Childhood leukemia risk factors aren’t many in number. But whatever there are, they are potent enough to make a child vulnerable to develop this serious condition. Know about this subject in greater detail from the following article.
Leukemia, as you must be aware of, refers to cancer that begins in the white blood cells. These cells are manufactured in the bone marrow, along with red blood cells and platelets. Under normal circumstances, they grow and divide in an orderly fashion. But due to certain changes in the DNA structure of the cells (mutation), they begin to grow and divide at a faster rate than other normal cells.
Also these abnormal cells do not die, unlike the healthy cells which do, and are replaced by newer cells. So as obvious it is, their uncontrollable growth overtakes other healthy cells in the body such as the red blood cells, and platelets, thus inhibiting their production. And when these healthy blood cells are lowered in number, the affected person experiences several types of symptoms
What Increases the Risk of Childhood Leukemia and What Causes It?
Leukemia can be well-regarded as an idiopathic condition; one without any known cause. Scientists, although, are aware that certain DNA mutation triggers the white blood cells to grow and divide abnormally, they are not sure about what specifically causes this. However, with the help of extensive studies, experts have been able to come up with a list of risk factors that can make a child increasingly susceptible to contract the acute form of leukemia. And what are these risk factors? The following section explains them to you…
Leukemia exists in two main forms according to its growth; acute leukemia (fast growing), and chronic leukemia (gradual progression). Also, it is classified according to what type of white blood cells it affects. If it affects the lymphocytes then it is known lymphocytic leukemia, and if it affects the myeloid cells, then myeloid leukemia. Thus, the four main types of this cancer are Acute Lymphocytic Leukemia (ALL) and chronic lymphocytic leukemia, and acute myeloid leukemia and chronic myeloid leukemia.
The acute types are the ones which are the most common in children. And according to what statistics say, about 6 out of 10 children with leukemia are diagnosed with ALL. That is why ALL is particularly known as acute childhood lymphocytic leukemia. Besides this, there are also cases wherein around 4 out of 10 leukemia-affected children are diagnosed with Acute Myeloid Leukemia (AML). Although this does not affect children as commonly as ALL, but it does when compared with the chronic types of the disease, which are common in adults. So the risk factors which would be discussed below would be based on the ALL.
Acute Lymphocytic Leukemia Risk Factors
- According to what doctors have observed, one factor may make a child vulnerable to develop ALL is having undergone a cancer treatment previously. It has been found that the medical history of most children with ALL, has the mention of certain types of cancer treatment, that may include chemotherapy and radiation therapy.
- Another risk is associated with radiation. Children who have been exposed to radiation like that from a nuclear reactor or nuclear explosion, are also likely to develop ALL. This is also true for babies who have had undergone X-ray examinations during pregnancy.

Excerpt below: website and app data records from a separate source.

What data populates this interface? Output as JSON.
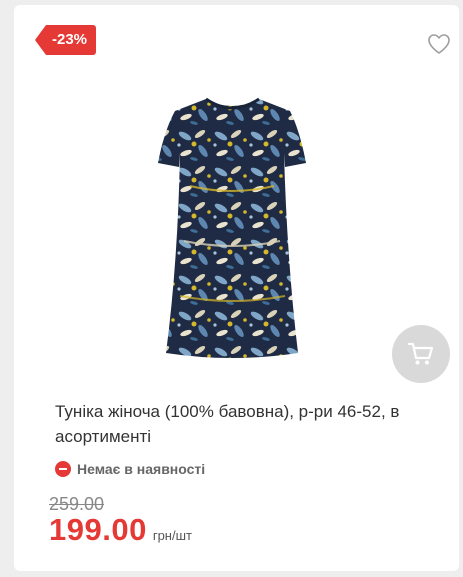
{
  "product": {
    "discount_badge": "-23%",
    "title": "Туніка жіноча (100% бавовна), р-ри 46-52, в асортименті",
    "stock_status": "Немає в наявності",
    "old_price": "259.00",
    "price": "199.00",
    "unit": "грн/шт"
  },
  "icons": {
    "wishlist": "heart-outline-icon",
    "cart": "shopping-cart-icon",
    "stock": "minus-circle-icon"
  },
  "colors": {
    "accent": "#e53935",
    "cart_button_bg": "#d9d9d9",
    "page_bg": "#eeeeee",
    "card_bg": "#ffffff"
  }
}
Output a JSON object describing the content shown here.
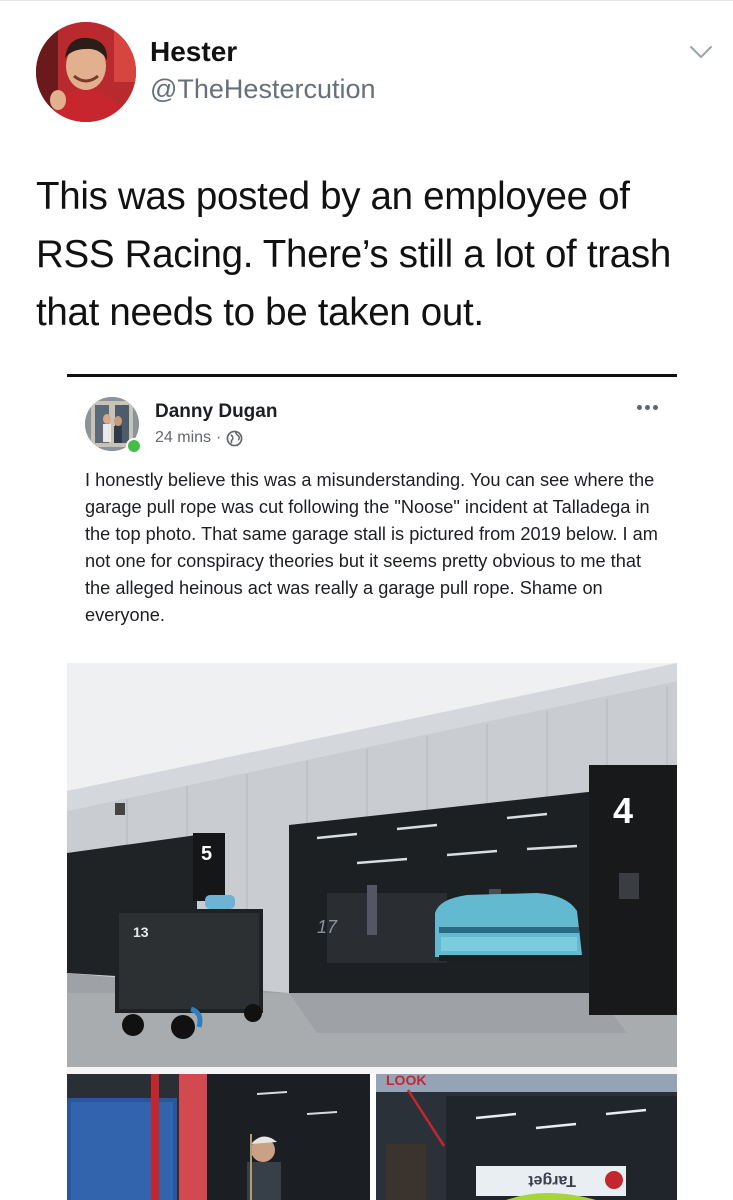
{
  "tweet": {
    "author_name": "Hester",
    "author_handle": "@TheHestercution",
    "text": "This was posted by an employee of RSS Racing. There’s still a lot of trash that needs to be taken out."
  },
  "icons": {
    "more": "chevron-down-icon",
    "privacy": "globe-icon",
    "post_menu": "more-options-icon"
  },
  "embedded_post": {
    "author": "Danny Dugan",
    "time": "24 mins",
    "separator": "·",
    "body": "I honestly believe this was a misunderstanding. You can see where the garage pull rope was cut following the \"Noose\" incident at Talladega in the top photo. That same garage stall is pictured from 2019 below. I am not one for conspiracy theories but it seems pretty obvious to me that the alleged heinous act was really a garage pull rope. Shame on everyone."
  },
  "photos": {
    "main": {
      "stall_left_number": "5",
      "stall_right_number": "4",
      "car_number": "17",
      "cart_label": "13"
    },
    "bottom_right": {
      "annotation": "LOOK",
      "sponsor": "Target"
    }
  },
  "colors": {
    "handle_gray": "#66707a",
    "online_green": "#45bd4a",
    "fb_meta_gray": "#65676b",
    "annotation_red": "#c4262e"
  }
}
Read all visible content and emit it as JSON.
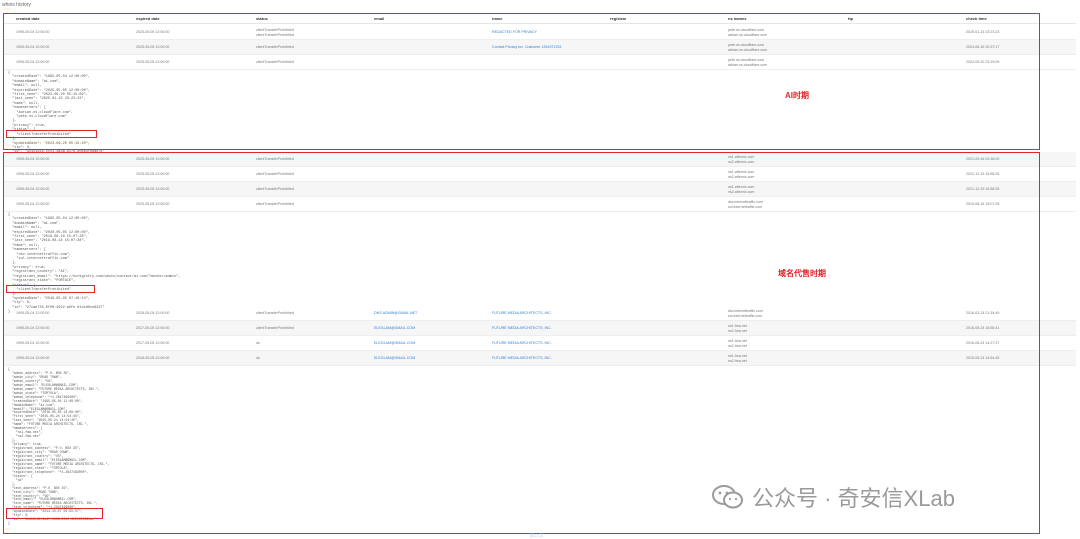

- Then comes genetic risks. Many children with ALL were known to have at least a sibling or a twin with the same disease.
- Genetic disorders such as Li-Fraumeni syndrome, Down syndrome, and Klinefelter syndrome also increase the risk of developing ALL.
- Then there are certain immune system problems such as Wiskott-Aldrich syndrome, and Bloom syndrome that some children may inherit. Having these problems, is also associated with an increased risk of ALL.
- And in some rare instances, children who have had organ transplants, may be vulnerable to develop ALL. This may occur as a result of suppressing the immune function with the aid of medications.
So as I said, the risk of contracting childhood leukemia aren’t many, but they are good enough to trigger the illness in children, and in adults as well. The treatment that is planned to deal with this disease consists of two stages. The first one is responsible for eliminating all cancer cells in the bone marrow and the blood. And the second stage is killing those cells that may have left unharmed by the first method. And what is good to know about this illness is, it is curable. However, this largely depends upon the cancerous cells and the course of the treatment.